▶ _What you need to do_
Every record, from the first line to the last, needs to be given again exactly.

********

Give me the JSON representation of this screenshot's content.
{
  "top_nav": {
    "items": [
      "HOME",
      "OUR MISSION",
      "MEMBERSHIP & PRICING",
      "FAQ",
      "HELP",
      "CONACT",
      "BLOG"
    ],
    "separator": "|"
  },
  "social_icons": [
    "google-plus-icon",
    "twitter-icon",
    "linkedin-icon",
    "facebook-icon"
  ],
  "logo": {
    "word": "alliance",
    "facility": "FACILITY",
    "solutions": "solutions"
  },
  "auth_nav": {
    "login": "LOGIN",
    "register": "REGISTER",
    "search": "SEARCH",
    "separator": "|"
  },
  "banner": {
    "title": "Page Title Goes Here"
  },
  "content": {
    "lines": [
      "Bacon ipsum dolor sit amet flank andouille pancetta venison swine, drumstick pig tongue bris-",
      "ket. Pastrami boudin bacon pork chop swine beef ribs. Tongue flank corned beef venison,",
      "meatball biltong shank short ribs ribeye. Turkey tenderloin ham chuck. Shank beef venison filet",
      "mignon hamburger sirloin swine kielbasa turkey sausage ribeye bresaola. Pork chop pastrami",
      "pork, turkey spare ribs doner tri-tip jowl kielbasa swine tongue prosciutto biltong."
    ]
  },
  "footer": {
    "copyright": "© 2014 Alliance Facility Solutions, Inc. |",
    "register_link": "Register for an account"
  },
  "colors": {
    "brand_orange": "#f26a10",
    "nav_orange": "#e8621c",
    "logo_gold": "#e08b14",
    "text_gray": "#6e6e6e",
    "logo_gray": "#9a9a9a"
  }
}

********

▶ _Answer box_
Give me the JSON representation of this screenshot's content.
{
  "top_nav": {
    "items": [
      "HOME",
      "OUR MISSION",
      "MEMBERSHIP & PRICING",
      "FAQ",
      "HELP",
      "CONACT",
      "BLOG"
    ],
    "separator": "|"
  },
  "social_icons": [
    "google-plus-icon",
    "twitter-icon",
    "linkedin-icon",
    "facebook-icon"
  ],
  "logo": {
    "word": "alliance",
    "facility": "FACILITY",
    "solutions": "solutions"
  },
  "auth_nav": {
    "login": "LOGIN",
    "register": "REGISTER",
    "search": "SEARCH",
    "separator": "|"
  },
  "banner": {
    "title": "Page Title Goes Here"
  },
  "content": {
    "lines": [
      "Bacon ipsum dolor sit amet flank andouille pancetta venison swine, drumstick pig tongue bris-",
      "ket. Pastrami boudin bacon pork chop swine beef ribs. Tongue flank corned beef venison,",
      "meatball biltong shank short ribs ribeye. Turkey tenderloin ham chuck. Shank beef venison filet",
      "mignon hamburger sirloin swine kielbasa turkey sausage ribeye bresaola. Pork chop pastrami",
      "pork, turkey spare ribs doner tri-tip jowl kielbasa swine tongue prosciutto biltong."
    ]
  },
  "footer": {
    "copyright": "© 2014 Alliance Facility Solutions, Inc. |",
    "register_link": "Register for an account"
  },
  "colors": {
    "brand_orange": "#f26a10",
    "nav_orange": "#e8621c",
    "logo_gold": "#e08b14",
    "text_gray": "#6e6e6e",
    "logo_gray": "#9a9a9a"
  }
}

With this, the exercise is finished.